Twelve minutes later, according to an account given yesterday by the crew, the B-1B dropped four satellite-guided bombs, flattening the building in Baghdad's Mansour neighborhood.
"When we got the word that it was a priority leadership target, immediately you get kind of an adrenaline rush, the crew does," Air Force Lt. Col. Fred Swan, one of the weapons systems officers, told reporters in a telephone interview. "But then you fall back to your original training that says, 'Hey, let's get the job done.' "
U.S. military spokesmen were unable to say yesterday whether Hussein and his sons had actually been in the building when it was struck at 2 p.m. local time -- or who else may have died in the attack. But the remarks by the bomber crew provided a glimpse into the coordination involved in the operation and the speed with which fresh intelligence about an enemy's suspected location on the ground can now be acted on by warplanes overhead.
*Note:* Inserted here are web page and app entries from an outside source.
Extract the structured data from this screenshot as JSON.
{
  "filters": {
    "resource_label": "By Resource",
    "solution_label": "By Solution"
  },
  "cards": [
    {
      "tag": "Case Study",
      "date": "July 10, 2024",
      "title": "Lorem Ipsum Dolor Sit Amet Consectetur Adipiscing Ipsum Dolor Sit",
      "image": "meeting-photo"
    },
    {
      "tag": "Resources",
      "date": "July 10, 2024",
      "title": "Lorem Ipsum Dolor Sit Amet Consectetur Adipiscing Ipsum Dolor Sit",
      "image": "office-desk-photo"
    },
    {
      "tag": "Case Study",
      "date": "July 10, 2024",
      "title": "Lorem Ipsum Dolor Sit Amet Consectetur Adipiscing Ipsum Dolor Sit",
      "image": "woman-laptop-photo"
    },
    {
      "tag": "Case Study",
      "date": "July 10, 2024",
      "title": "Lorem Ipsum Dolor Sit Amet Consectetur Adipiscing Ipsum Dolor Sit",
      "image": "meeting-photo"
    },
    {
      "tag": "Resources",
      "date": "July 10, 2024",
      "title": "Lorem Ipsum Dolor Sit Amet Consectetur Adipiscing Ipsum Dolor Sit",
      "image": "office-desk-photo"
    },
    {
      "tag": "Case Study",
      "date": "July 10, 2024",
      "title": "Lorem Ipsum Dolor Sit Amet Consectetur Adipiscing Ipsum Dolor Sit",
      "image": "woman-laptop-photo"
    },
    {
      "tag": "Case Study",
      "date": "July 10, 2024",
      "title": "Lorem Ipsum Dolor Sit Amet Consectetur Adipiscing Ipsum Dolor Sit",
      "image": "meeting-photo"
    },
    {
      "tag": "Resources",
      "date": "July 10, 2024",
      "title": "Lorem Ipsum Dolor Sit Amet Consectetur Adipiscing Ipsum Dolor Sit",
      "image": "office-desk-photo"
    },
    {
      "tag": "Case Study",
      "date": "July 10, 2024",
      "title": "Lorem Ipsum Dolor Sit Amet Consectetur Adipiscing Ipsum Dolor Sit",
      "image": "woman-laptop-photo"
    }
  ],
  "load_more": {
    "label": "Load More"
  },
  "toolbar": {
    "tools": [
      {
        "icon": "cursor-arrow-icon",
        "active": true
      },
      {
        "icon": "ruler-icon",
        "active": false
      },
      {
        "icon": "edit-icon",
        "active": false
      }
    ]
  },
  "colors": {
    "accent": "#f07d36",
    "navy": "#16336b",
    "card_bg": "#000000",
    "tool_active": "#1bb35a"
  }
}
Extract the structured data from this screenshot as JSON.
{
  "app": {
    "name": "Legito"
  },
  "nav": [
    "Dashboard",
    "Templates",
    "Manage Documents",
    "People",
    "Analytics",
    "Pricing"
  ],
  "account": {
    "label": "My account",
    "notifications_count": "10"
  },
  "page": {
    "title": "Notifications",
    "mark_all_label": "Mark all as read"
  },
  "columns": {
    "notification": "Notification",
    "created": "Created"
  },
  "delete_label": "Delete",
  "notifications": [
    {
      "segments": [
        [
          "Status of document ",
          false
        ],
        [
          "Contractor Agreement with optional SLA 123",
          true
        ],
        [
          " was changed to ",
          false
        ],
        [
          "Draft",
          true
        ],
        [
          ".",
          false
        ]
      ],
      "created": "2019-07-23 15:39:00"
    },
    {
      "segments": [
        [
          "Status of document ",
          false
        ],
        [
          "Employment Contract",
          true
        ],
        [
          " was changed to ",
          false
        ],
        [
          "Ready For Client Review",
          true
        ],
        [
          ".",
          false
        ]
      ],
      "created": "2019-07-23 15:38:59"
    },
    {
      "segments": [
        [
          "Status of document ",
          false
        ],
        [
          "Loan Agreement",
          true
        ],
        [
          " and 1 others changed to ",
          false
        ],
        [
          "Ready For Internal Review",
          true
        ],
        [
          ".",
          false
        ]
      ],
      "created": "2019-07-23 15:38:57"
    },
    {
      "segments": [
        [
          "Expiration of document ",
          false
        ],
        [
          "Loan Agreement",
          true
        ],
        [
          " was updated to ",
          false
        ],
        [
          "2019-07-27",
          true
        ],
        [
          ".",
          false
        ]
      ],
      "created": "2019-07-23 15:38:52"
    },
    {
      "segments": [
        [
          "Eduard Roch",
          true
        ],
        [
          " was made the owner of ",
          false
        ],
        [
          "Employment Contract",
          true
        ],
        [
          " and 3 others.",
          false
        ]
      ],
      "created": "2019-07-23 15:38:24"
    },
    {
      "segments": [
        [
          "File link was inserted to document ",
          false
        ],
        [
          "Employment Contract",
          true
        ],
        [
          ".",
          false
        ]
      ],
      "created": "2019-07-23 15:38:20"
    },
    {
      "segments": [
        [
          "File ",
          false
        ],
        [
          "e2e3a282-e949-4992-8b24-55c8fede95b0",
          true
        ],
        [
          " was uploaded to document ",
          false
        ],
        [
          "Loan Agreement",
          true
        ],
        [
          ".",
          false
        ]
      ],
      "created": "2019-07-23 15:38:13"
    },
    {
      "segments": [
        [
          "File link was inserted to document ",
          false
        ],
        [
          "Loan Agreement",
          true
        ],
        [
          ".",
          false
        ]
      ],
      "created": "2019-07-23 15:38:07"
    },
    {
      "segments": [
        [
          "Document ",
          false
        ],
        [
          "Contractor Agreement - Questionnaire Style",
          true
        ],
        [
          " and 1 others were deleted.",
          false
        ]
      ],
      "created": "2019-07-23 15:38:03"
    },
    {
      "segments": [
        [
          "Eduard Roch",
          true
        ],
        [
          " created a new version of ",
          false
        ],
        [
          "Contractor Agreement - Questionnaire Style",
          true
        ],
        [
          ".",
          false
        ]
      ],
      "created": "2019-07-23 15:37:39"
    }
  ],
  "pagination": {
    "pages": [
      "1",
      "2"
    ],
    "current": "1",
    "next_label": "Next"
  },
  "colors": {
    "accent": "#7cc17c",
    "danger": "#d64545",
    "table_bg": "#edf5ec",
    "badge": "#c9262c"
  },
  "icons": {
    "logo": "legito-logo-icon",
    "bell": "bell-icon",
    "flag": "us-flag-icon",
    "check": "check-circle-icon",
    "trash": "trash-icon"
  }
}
At a Pentagon news conference, Maj. Gen. Stanley McChrystal, vice director of operations for the Pentagon's Joint Staff, said 45 minutes elapsed from "when we received potential intelligence" about the Baghdad target to when the bombs fell.
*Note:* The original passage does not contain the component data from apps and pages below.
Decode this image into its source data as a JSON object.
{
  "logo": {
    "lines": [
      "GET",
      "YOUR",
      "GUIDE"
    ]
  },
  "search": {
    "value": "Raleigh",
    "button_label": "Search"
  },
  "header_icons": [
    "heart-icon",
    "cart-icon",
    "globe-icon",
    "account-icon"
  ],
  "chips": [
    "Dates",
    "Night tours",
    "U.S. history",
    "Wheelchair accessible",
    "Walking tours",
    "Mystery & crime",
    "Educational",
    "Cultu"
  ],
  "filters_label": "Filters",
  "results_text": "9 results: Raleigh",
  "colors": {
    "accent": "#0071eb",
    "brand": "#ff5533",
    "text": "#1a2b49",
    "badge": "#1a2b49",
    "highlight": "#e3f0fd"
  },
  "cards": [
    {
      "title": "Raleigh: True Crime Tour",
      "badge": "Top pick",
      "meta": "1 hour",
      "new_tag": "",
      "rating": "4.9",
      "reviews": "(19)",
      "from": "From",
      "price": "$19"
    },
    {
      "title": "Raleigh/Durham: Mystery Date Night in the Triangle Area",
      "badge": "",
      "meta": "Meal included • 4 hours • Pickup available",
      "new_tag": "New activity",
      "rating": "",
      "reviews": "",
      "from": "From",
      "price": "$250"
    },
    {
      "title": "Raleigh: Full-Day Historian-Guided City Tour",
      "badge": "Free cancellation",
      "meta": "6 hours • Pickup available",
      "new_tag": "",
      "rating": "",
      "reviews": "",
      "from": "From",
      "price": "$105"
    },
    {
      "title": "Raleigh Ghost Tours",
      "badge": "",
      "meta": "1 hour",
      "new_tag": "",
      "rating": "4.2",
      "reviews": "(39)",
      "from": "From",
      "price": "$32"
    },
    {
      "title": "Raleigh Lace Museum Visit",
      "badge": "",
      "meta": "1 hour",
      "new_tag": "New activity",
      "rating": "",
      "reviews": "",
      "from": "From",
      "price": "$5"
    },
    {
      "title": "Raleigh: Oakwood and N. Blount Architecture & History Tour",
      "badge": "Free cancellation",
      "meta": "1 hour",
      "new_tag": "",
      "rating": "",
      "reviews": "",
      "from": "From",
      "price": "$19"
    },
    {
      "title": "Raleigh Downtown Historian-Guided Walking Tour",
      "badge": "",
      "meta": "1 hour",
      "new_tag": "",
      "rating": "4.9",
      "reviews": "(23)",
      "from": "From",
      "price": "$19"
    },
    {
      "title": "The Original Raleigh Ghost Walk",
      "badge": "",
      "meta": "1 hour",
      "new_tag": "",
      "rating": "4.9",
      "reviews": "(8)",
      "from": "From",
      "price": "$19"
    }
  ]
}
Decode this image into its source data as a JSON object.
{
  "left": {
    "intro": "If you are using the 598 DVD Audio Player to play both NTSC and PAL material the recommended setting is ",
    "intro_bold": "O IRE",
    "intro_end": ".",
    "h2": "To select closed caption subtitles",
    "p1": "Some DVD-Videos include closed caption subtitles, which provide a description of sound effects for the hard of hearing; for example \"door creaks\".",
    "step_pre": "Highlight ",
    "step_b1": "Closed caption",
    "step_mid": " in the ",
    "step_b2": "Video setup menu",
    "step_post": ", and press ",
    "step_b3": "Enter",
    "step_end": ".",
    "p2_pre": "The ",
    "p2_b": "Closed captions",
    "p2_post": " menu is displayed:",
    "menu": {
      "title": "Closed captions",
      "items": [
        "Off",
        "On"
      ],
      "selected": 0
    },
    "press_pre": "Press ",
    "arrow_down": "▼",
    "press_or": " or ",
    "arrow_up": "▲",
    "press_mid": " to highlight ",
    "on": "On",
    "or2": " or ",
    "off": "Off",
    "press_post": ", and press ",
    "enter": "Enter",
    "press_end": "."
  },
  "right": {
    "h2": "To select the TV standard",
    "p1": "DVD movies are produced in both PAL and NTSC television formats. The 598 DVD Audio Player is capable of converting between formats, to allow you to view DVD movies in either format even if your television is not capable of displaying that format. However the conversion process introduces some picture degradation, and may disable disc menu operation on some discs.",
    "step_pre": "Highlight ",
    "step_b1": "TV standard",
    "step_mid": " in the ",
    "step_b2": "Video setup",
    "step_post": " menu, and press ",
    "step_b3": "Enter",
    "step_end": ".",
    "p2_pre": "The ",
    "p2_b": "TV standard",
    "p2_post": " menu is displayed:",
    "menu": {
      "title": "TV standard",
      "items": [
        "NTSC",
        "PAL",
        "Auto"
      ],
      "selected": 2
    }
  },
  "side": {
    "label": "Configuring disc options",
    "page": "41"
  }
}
Swan said he and the rest of the crew could tell from their orders, which came from a controller aboard an airborne AWACS surveillance plane, that they were going after someone big. Swan suspected it might be Hussein.
"At the time, for me, what I was thinking was, 'Well, this could be the big one. Let's make sure we get it right,' " he said.
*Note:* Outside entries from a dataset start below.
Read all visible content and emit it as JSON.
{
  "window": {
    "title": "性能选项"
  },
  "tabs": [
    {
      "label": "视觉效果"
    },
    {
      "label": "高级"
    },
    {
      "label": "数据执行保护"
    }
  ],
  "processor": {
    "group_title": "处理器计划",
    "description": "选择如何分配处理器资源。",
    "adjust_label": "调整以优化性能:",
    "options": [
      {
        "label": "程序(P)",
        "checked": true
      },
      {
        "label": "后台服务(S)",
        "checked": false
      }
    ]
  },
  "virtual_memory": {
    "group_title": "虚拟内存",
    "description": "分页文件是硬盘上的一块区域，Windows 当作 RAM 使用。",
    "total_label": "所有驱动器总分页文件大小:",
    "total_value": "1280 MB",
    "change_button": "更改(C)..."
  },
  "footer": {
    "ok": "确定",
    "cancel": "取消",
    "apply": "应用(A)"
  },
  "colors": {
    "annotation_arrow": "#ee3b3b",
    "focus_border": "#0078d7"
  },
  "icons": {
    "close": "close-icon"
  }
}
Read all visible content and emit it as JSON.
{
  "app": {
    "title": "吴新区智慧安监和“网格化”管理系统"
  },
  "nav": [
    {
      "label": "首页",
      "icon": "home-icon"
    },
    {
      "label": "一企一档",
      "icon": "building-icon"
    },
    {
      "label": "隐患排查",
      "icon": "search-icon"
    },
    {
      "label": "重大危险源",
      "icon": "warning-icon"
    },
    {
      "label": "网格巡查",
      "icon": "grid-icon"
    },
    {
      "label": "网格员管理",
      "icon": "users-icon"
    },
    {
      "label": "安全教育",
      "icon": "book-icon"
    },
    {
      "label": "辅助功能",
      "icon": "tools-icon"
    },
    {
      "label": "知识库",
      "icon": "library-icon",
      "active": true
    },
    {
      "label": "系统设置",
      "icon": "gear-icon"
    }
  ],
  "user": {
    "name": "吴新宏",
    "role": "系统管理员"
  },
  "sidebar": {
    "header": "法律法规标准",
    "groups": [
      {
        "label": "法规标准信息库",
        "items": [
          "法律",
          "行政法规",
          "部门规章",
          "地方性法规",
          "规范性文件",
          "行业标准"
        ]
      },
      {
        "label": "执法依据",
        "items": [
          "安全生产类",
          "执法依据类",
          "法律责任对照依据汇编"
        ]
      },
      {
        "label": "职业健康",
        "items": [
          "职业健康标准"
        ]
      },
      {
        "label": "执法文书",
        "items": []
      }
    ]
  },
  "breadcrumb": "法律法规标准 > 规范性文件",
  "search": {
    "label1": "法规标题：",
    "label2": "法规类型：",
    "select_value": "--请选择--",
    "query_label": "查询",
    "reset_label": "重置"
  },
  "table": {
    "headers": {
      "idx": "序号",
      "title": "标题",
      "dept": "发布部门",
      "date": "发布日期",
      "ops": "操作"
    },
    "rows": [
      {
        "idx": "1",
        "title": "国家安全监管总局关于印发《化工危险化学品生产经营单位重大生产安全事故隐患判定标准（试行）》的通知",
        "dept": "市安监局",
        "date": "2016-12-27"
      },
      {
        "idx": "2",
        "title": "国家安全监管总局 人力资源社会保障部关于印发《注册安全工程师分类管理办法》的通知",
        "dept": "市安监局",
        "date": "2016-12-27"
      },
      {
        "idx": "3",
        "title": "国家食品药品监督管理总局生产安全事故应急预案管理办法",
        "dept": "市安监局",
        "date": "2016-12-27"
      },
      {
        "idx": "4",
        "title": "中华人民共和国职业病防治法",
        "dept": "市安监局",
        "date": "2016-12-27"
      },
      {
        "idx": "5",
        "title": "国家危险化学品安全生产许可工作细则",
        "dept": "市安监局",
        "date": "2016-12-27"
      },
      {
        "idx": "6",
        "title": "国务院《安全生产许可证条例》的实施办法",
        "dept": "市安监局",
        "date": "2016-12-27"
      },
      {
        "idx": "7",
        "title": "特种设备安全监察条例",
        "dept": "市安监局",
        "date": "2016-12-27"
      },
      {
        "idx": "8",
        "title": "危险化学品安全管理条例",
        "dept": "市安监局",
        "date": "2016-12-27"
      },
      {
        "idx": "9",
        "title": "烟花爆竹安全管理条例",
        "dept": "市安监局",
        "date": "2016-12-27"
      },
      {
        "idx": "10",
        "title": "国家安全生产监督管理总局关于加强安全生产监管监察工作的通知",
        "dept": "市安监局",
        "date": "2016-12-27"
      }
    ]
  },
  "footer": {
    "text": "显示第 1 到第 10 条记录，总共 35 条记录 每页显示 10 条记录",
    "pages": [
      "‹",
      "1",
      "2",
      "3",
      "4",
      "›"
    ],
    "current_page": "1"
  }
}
The crew triple-checked the Global Positioning System coordinates that would guide the bombs to the site.
"There wasn't a whole lot of time for reflection as we were doing the bomb run," Swan said.
He recalled being preoccupied mostly with how to defend against the lingering threat of Iraqi missiles and artillery fire and with how to exit the Baghdad area after the bombing. Cloud cover over the Iraqi capital limited the chance of being spotted from the ground, he said.
Flying at an altitude of just under 30,000 feet, the plane dropped two satellite-guided GBU-31 bombs designed to penetrate deeply into a target before exploding and, three seconds later, another two of the bombs with 25-millisecond-delay fuses.
Capt. Chris Wachter, the plane's pilot, recalled having a "good feeling" after the bombs fell away, but said that lasted about three seconds as he turned his attention to the next mission. The plane went on to drop 17 other bombs on two targets -- a surface-to-air missile site and an airfield -- before returning to its base in the Persian Gulf region and ending a mission that had lasted 101/2 hours.
The swing-wing, four-engine jet bomber carries 24 satellite-guided bombs. Since the start of the war, B-1s have been in the air over Iraq around the clock.
"At any given time, I've got an airplane up there over Iraq, I've got an airplane heading up, and I've got an airplane coming home," said Col. James Kowalski, commander of the 405th Air Expeditionary Wing, who participated in yesterday's phone interview with Swan and Wachter. He noted that such a schedule effectively puts a total of 72 bombs carried by the planes at the disposal of U.S. commanders running the war.
Other crew on Monday's mission included: Capt. Sloan Hollis, the co-pilot; and Lt. Joe Runci, another weapons systems officer. All are members of the 34th Bomb Squadron of the 28th Air Wing based at Ellsworth Air Force Base in South Dakota.